“You could always try kicking it up a notch,” Sam suggests after one especially violent threat involving the legs on a chair, a rubber duck, and reaming. He glints at Gene, holding his gaze, silently challenging him. Gene hastily looks away. Leonard crosses his arms and pretends to ignore them.
It’s the sound of a scuffle that alerts their attention. A strangled call and syncopated crash. All three men leap to their feet, but Leonard’s the only one with speed on his side. He flings himself through the door before Sam can warn him against it, waving a gun he doesn’t know how to use in the air. Gene, who was situated closer to the door, is next.
Sam rushes as fast as his weakened body allows to see a tall black-haired man matching the description given to them of Billy Baker pointing his shooter at Leonard’s head, Gene scowling and beginning to push Leonard to the ground, and smoke from a barrel. Sam doesn’t know what’s happened. He launches himself at the audacious tosser with thick-set shoulders, jabbing a right-hook and swinging his leg at his knee. The man crashes into a kneeling position and Sam lands him to the ground with a well-placed boot to the teeth. Sam determines him to be unconscious and immediately spins on the spot to aid his colleagues.
“You alive?” Sam asks, hushed, hand firm on Gene’s shoulder as he rolls him off Leonard.
“The jury’s still out on that one,” Gene returns and Sam almost sobs with relief. There isn’t a mark on Gene – not an additional one, at least.
“You’re a legend,” Sam chokes, teeth wide and bright in an otherwise anxious face.
“Been telling you that for months, you raging nancy-boy.”
Leonard looks dazed and winded, but he’s intact. Sam’s about to help him up when he catches movement in his peripheral vision. The man that Sam feels sure is Baker has shambled to his feet and instead of doing the wise thing and scarpering, is edging towards Sam with malice in his glare.

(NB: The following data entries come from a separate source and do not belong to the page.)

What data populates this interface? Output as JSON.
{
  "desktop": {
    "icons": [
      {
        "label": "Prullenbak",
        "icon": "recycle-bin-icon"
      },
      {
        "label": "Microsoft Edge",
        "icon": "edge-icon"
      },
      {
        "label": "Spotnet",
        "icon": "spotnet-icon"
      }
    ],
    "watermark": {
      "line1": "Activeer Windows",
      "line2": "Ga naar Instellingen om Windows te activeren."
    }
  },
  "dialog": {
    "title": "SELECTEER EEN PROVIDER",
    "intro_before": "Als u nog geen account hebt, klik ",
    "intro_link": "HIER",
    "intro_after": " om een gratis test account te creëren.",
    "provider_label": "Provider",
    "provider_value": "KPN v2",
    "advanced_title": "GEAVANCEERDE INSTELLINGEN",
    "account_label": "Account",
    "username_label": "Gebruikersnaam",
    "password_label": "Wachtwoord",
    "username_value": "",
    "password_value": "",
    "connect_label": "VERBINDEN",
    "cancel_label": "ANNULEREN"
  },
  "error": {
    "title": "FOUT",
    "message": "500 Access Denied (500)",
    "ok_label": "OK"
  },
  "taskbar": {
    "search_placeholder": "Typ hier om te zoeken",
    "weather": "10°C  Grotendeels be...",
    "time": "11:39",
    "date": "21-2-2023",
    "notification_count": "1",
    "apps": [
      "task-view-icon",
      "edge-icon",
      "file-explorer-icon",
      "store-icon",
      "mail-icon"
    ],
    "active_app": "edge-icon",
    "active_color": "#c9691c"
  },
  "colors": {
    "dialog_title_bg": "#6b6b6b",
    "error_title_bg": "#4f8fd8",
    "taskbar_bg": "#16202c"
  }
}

Sam cracks. Every last vestige of aggression Sam has grasps onto his propriety and he yells as he pushes his upper body into collision with Baker’s. He screams as he punches him in the throat, then rocks Baker’s head straight into his bent knee. This time, Baker is definitely unconscious, his breathing shallow and blood gushing out his nose.
Gene regards Sam with an expression that is vaguely terrified and impressed in equal measure.
“I think this calls for a curry,” Gene exclaims as Sam helps him up.
“You’ll wanna hold off on food,” a voice says meekly. Three sets of eyes turn to the erstwhile shopkeeper, Jack. “That bloke just said he’s set a bomb.”
“He said there’s a bomb,” Leonard repeats.
“I know what he sodding said,” Gene barks. “How? Where?”
“You’ll have to ask him, I’m afraid.”
It’s only at that moment that Sam realises Jack’s bleeding from a wound set just below his heart.
Next Part: Billy Liar